Offseason in Review:
Key Additions – Carlos Gomez, C.J. Cron, Christian Arroyo, Anthony Banda, Daniel Hudson
That’s a fine list of players. Not really great, but you can see where the Rays could use a decent outfielder, a bench bat, a couple MLB-ready young guys, and a solid middle reliever. Especially considering the combined 2018 salary of these players is around $12 million, they are fine supplements to a strong core of players. Good thing the Rays have that.
Key Losses – Evan Longoria, Steven Souza, Corey Dickerson, Logan Morrison, Alex Cobb, Jake Odorizzi, Brad Boxberger, Tommy Hunter, Denard Span
Well, shit. The Rays hit 228 homers last year, sixth in MLB, and their top four sources of power will be playing elsewhere next year. Morrison, Souza, Dickerson, and Longoria were their only 20+ HR bats, combining for 115 of those bombs. You’ll notice that’s more than half! Don’t worry, though, they’ve also lost another four of their top ten that aren’t even listed up there. Yes, eight of the top 10 power threats from Tampa are gone. Next season’s team leader is a tie between Cron and Kevin Kiermaier.
As much as it’s worth continuing to complain about incredibly light returns for Souza, Dickerson, and Odorizzi, Longoria deserves his own paragraph considering what he means to Tampa. The first of two franchise icons that would eventually reach San Francisco, Longo’s 49.6 career WAR is tops in Tampa Bay franchise history with thirteen wins. He won the rookie of the year in 2008, the franchise’s first postseason appearance, and an extension on top of an extension that ran until 2022 at least suggested he might be a lifelong Ray. While the return for him wasn’t terrible – you will notice Span is listed amongst the losses because he is a negative value player – in retrospect, it was a pretty clear sign that the Rays were about to blow up. They probably need to, but it doesn’t make Longoria’s departure any less frustrating. Sometimes it’s okay to make a bad decision for good reasons.

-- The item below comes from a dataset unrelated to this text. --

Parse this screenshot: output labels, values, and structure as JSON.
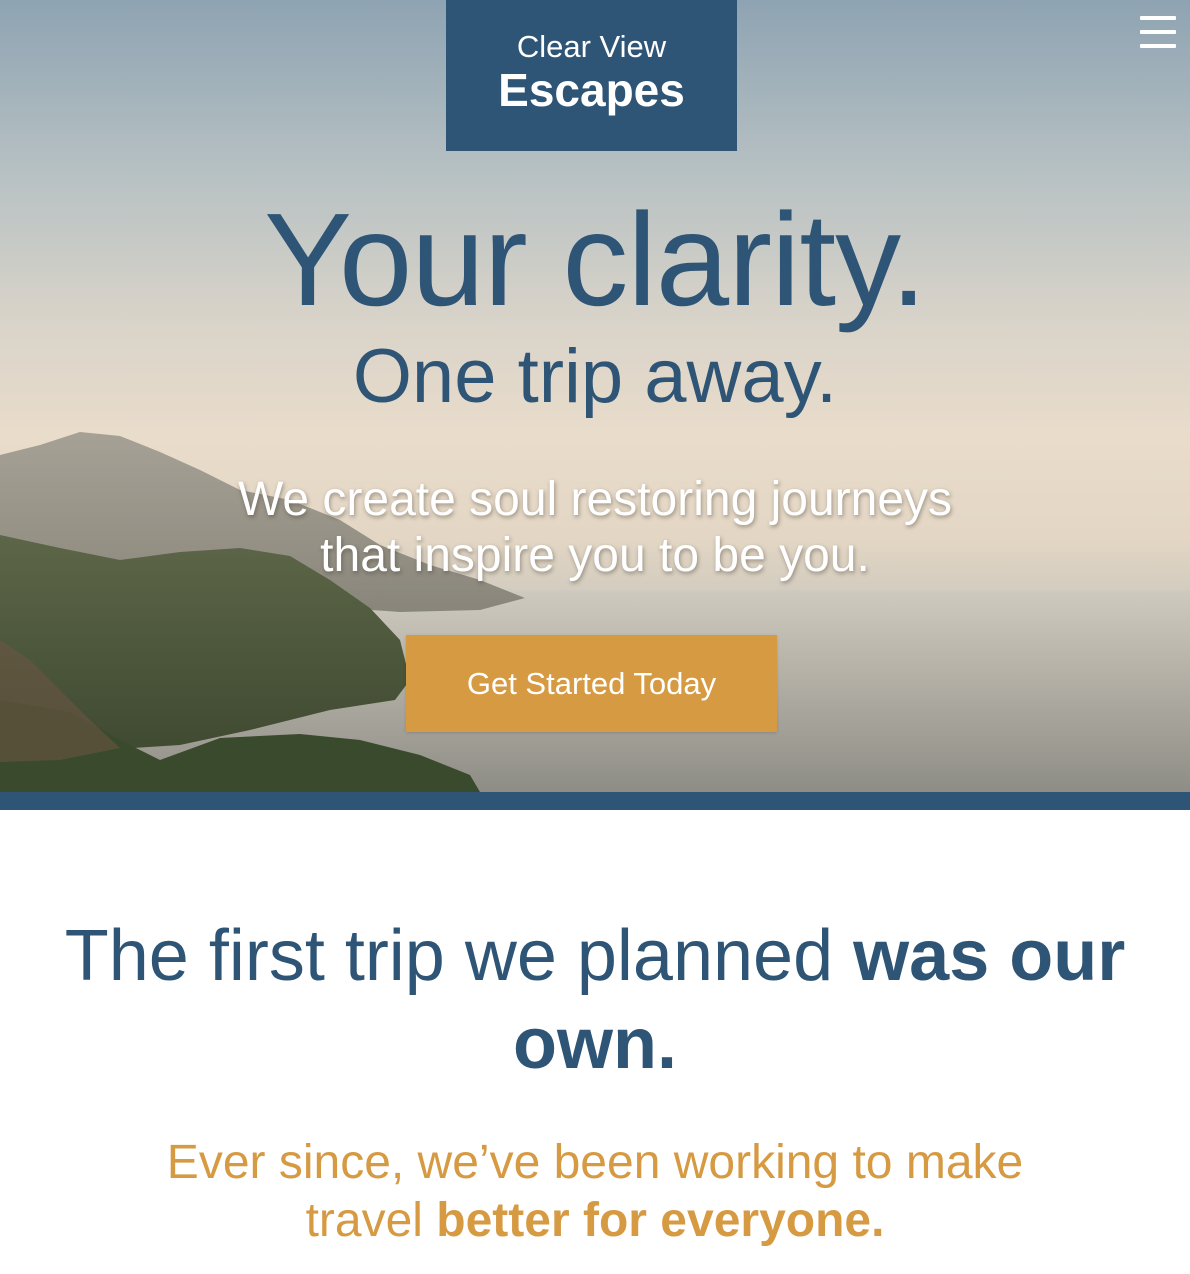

The Rays are what they are. A good pitching staff will be crippled by the AL’s worst offense, and like hell if reinforcements are coming to save the day. Strong transitions by a few top prospects might let Tampa stick in the race for a little while until the heft of their perennial bullies in New York and Boston is inevitably brought to bear.
There is a surprising amount of individual talent in Tampa Bay, starting with staff ace Chris Archer, who broke out in 2014, burned down the house he broke out of in 2015 and has been rebuilding that safe hidey-hole for two years since. Archer’s a true No. 1 when he’s right, he just needs to return to an era with an 11% HR/FB, and it seems likely a strong start to 2018 leads to him getting moved. That will put youngster Blake Snell in the pole position, and which is completely fine even if he doesn’t use the potential he’s got left. Defensive whiz Kevin Kiermaier leads a moribund offense, with only five players projected for at least 1 WAR – he’s arguably the best hitter on this team despite a career .324 wOBA and 106 wRC+.
Key Minor League 2018 Impacts:
Middle infielder Willy Adames is the short- and middle-term solution for the Rays at SS (because long doesn’t exist), and will be in the majors for most of 2018. Almost exactly the same thing could be said of outfielder Jake Bauers, and good debuts from the two of them could suddenly manifest a reasonably productive offensive core alongside Kiermaier. With the Rays going to a four-man rotation through April and possibly well beyond, Yonny Chirinos could be a surprisingly valuable piece, contributing multiple innings out of the bullpen on a regular basis.
There are three highly valuable prospects in Tampa’s pipeline, with Adames and Bauers likely joined by possible two-way player Brendan McKay in the somewhat near future. Considering their wealth of MLB-ready arms, even after Honeywell and De Leon were lost to Tommy John, you would think the Rays have the pieces in place for a legitimate run as soon as 2019. It’s just hard to love again.